Many thanks to all of the librarians in Berkeley (both at BUSD school libraries and Berkeley Public Library) who are helping us create these read alike lists. Please let us know if you have any other books to add to these suggestions!

If you make a purchase using the Amazon links on this site, a small portion goes to Great Kid Books. Thank you for your support.

©2018 Mary Ann Scheuer, Great Kid Books

Sunday, March 11, 2018

Wrinkle in Time: the movie, the novel & the graphic novel (ages 9-14)

In her Newbery medal-winning classic, A Wrinkle in Time, Madeline L'Engle created Meg Murray, an angsty, angry, passionate, heroic young girl on a quest to save her father and vanquish evil from the universe.

Does Ava DuVernay's film adaptation capture the story and L'Engle's characters?

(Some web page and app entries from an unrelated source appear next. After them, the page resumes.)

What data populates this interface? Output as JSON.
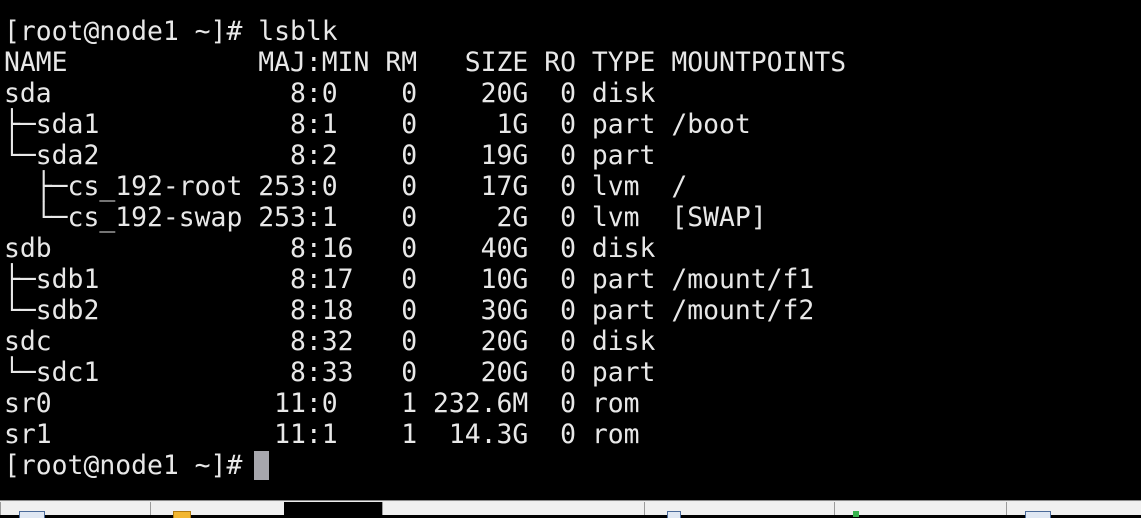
{
  "terminal": {
    "lines": [
      "[root@node1 ~]# lsblk",
      "NAME            MAJ:MIN RM   SIZE RO TYPE MOUNTPOINTS",
      "sda               8:0    0    20G  0 disk",
      "├─sda1            8:1    0     1G  0 part /boot",
      "└─sda2            8:2    0    19G  0 part",
      "  ├─cs_192-root 253:0    0    17G  0 lvm  /",
      "  └─cs_192-swap 253:1    0     2G  0 lvm  [SWAP]",
      "sdb               8:16   0    40G  0 disk",
      "├─sdb1            8:17   0    10G  0 part /mount/f1",
      "└─sdb2            8:18   0    30G  0 part /mount/f2",
      "sdc               8:32   0    20G  0 disk",
      "└─sdc1            8:33   0    20G  0 part",
      "sr0              11:0    1 232.6M  0 rom",
      "sr1              11:1    1  14.3G  0 rom"
    ],
    "prompt": "[root@node1 ~]#"
  },
  "taskbar": {
    "icons": [
      "window-icon",
      "app-icon",
      "arrow-icon",
      "green-icon",
      "window-icon"
    ]
  },
  "colors": {
    "background": "#000000",
    "text": "#e8e8e8",
    "cursor": "#a6a6ac",
    "taskbar": "#ececec"
  }
}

Most certainly yes. I can also certainly say that the movie is best seen alongside reading both the original novel and the recent graphic novel adaptation. Yes, see this movie AND read the book.

A Wrinkle in Time is a visual splendor. DuVernay catapults us into the fantastical otherworlds of Uriel, Ixchel and Camazotz. Even more than that, she gives us a Meg we can easily identify with, a young teen struggling with bullying at school, a missing father and a world that doesn't seem to recognize her gifts. As A.O. Scott wrote in The New York Times,
"It is the first $100 million movie directed by an African-American woman, and the diversity of its cast is both a welcome innovation and the declaration of a new norm."
I especially appreciate the way Meg is an introverted, brainy heroine who struggles to control her emotions. I am grateful for the additional layers that DuVernay added with Meg's biracial identity. She is a young teen many girls today can relate to.
Storm Reid as Meg Murray, in A Wrinkle in Time
Meg is called on a classic hero's quest, and through her journey she battles her insecurities, claims her purpose and discovers hope for the world. Storm Reid plays her with a perfect balance of straightforward every-girl and brainy teenage heroine. She is rightfully frustrated at the injustices around her, and she discovers that the answers lay in both her heart and her critical problem-solving.

The Mrs. W's were imaginatively realized in the movie. Although they were not what I had imagined when I first read this story, they came alive on the screen as fully realized characters. I must say that Oprah's Mrs. What captured the inner voice of wisdom and guidance much more than the original text or even the audiobook, in which her language came across as hissing or stuttering.

While the movie captures the emotional development and visual tone of the story, its rushed ending left me thinking back to the book. I missed Aunt Beast's careful tending to Meg, helping her discover the light and hope in the world. I wondered how Calvin reunited with Meg.

I hope those questions will lead children back to reading or rereading the books, both Madeline L'Engle's original A Wrinkle in Time and Hope Larson's graphic novel adaptation of A Wrinkle in Time.
In the end, I so appreciate the way Ava DuVernay embraced and captured this imaginative, passionate heroine. Meg wrestles with the existence of good and evil, she embraces love and hope, she claims her identity as a geeky girl who can figure out how to solve problems much bigger than herself. As Madeline L'Engle said in her Newbery Medal acceptance speech in 1963,
"We have the vocation of keeping alive Mr. Melcher's (the founder of the Newbery award) excitement in leading young people into an expanding imagination. Because of the very nature of the world as it is today our children receive in school a heavy load of scientific and analytic subjects, so it is in their reading for fun, for pleasure, that they must be guided into creativity."
Yes, that is just it. Books help young readers discover expanding worlds. Stories lead to stories, ideas create more ideas. I can't wait to hear what others think of this movie and whether it will bring them back to reading the stories.

If you make a purchase using the Amazon links on this site, a small portion goes to Great Kid Books. Thank you for your support.

©2018 Mary Ann Scheuer, Great Kid Books